- SUPPLIED INFORMATION -

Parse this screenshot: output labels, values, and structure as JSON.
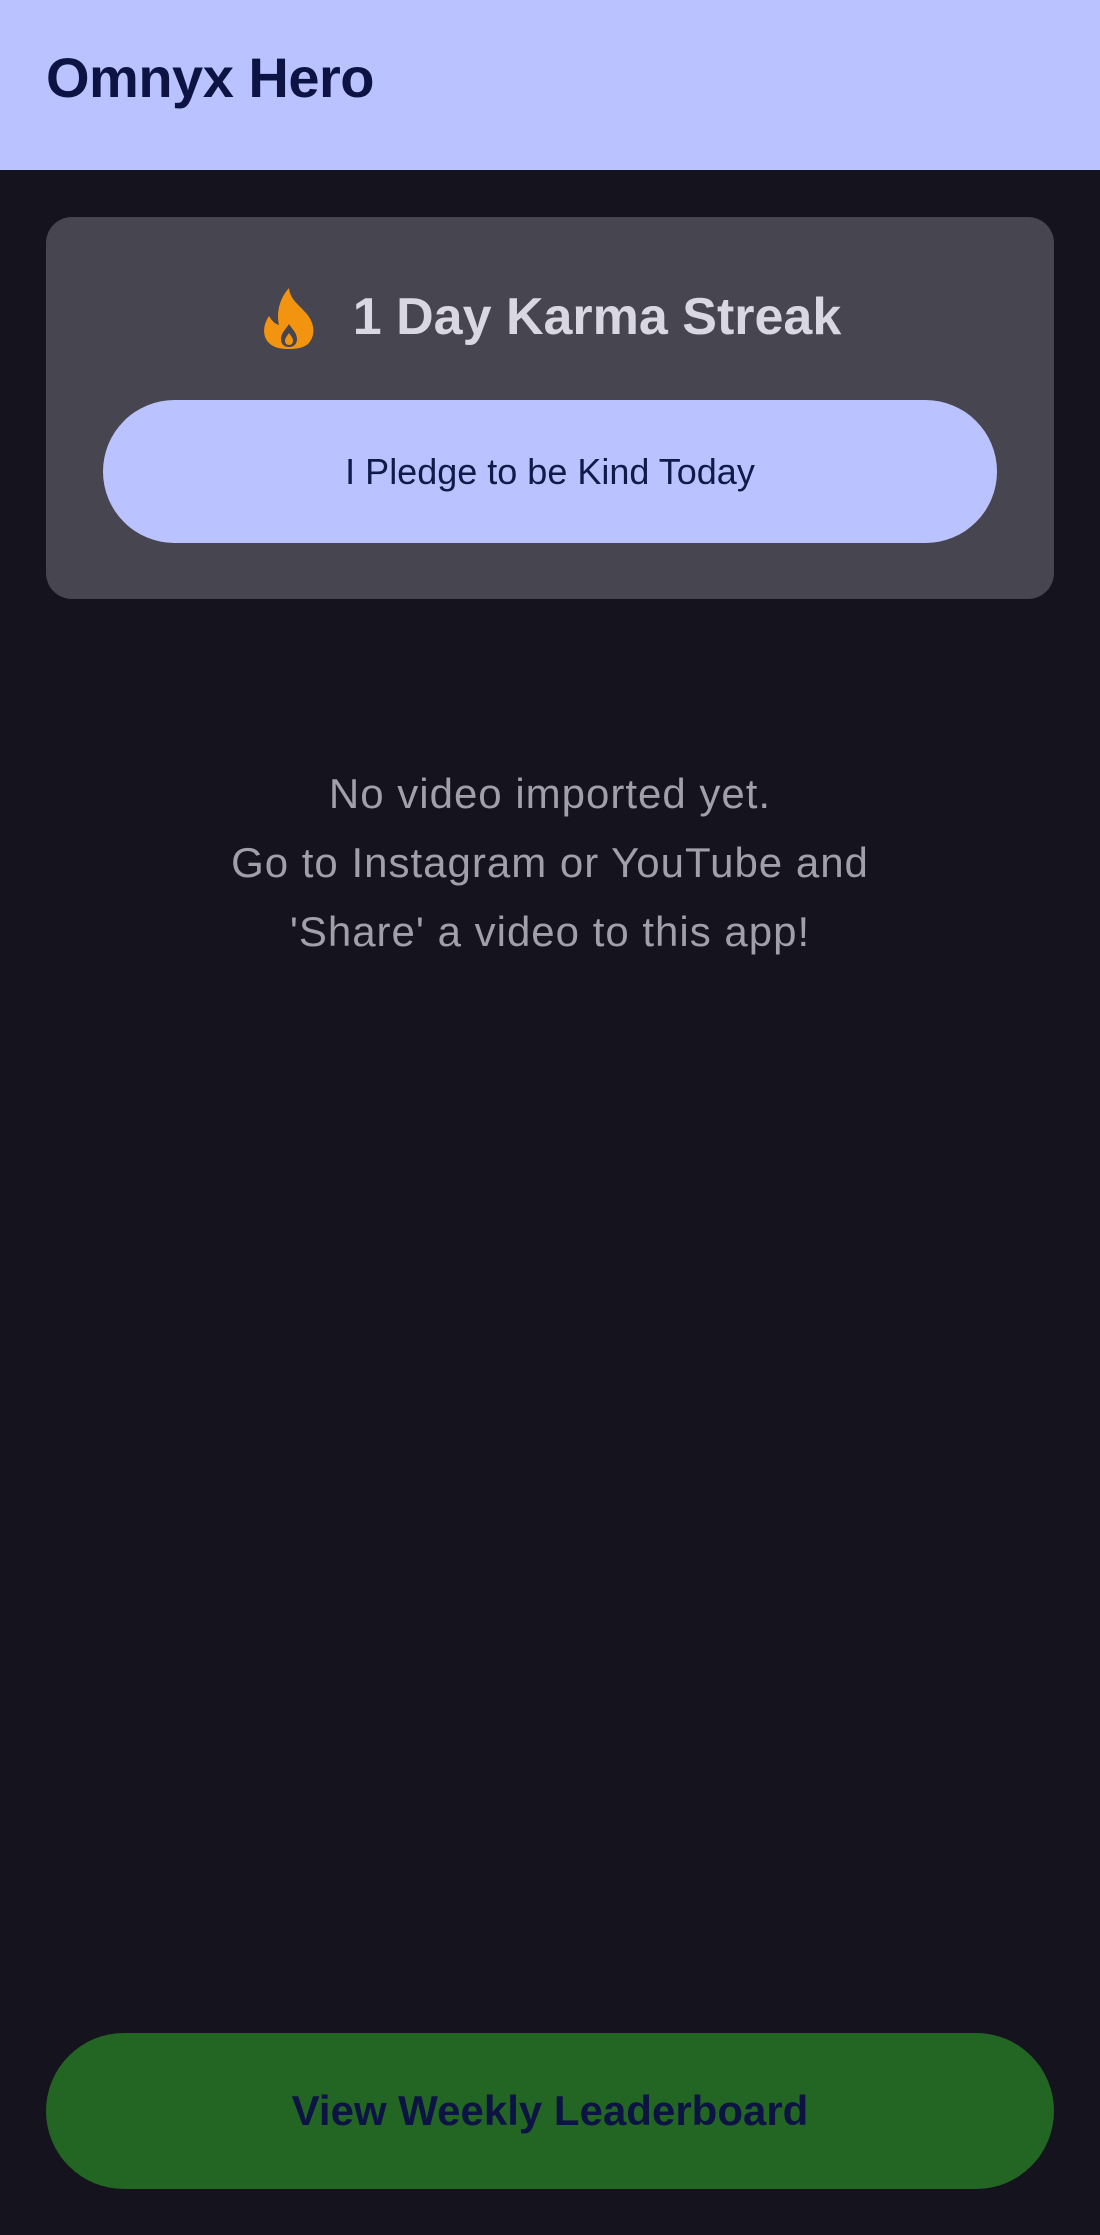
{
  "app_bar": {
    "title": "Omnyx Hero"
  },
  "streak_card": {
    "icon": "fire-icon",
    "streak_text": "1 Day Karma Streak",
    "pledge_button_label": "I Pledge to be Kind Today"
  },
  "empty_state": {
    "lines": [
      "No video imported yet.",
      "Go to Instagram or YouTube and",
      "'Share' a video to this app!"
    ]
  },
  "footer": {
    "leaderboard_button_label": "View Weekly Leaderboard"
  },
  "colors": {
    "app_bar_background": "#bac3ff",
    "screen_background": "#15131d",
    "card_background": "#47454f",
    "fire_icon": "#f2940f",
    "leaderboard_button": "#236624"
  }
}
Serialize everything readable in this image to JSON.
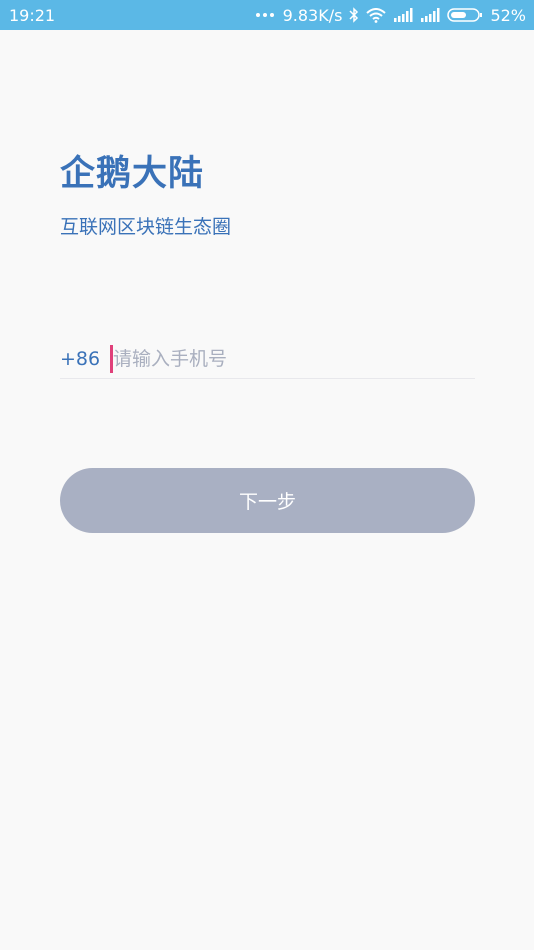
{
  "status_bar": {
    "time": "19:21",
    "network_speed": "9.83K/s",
    "battery": "52%",
    "icons": [
      "more-dots-icon",
      "bluetooth-icon",
      "wifi-icon",
      "signal-icon",
      "signal-icon",
      "battery-icon"
    ]
  },
  "app": {
    "title": "企鹅大陆",
    "subtitle": "互联网区块链生态圈"
  },
  "login": {
    "country_code": "+86",
    "phone_value": "",
    "phone_placeholder": "请输入手机号",
    "next_label": "下一步"
  },
  "colors": {
    "status_bar": "#5bb8e6",
    "brand_blue": "#3a72b8",
    "button_disabled": "#a9b0c3",
    "caret": "#e0407a",
    "background": "#f9f9f9"
  }
}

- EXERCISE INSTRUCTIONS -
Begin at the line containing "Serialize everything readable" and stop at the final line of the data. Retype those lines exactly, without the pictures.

- ANSWER FOR THE TASK -
Serialize everything readable in this image to JSON.
{
  "status_bar": {
    "time": "19:21",
    "network_speed": "9.83K/s",
    "battery": "52%",
    "icons": [
      "more-dots-icon",
      "bluetooth-icon",
      "wifi-icon",
      "signal-icon",
      "signal-icon",
      "battery-icon"
    ]
  },
  "app": {
    "title": "企鹅大陆",
    "subtitle": "互联网区块链生态圈"
  },
  "login": {
    "country_code": "+86",
    "phone_value": "",
    "phone_placeholder": "请输入手机号",
    "next_label": "下一步"
  },
  "colors": {
    "status_bar": "#5bb8e6",
    "brand_blue": "#3a72b8",
    "button_disabled": "#a9b0c3",
    "caret": "#e0407a",
    "background": "#f9f9f9"
  }
}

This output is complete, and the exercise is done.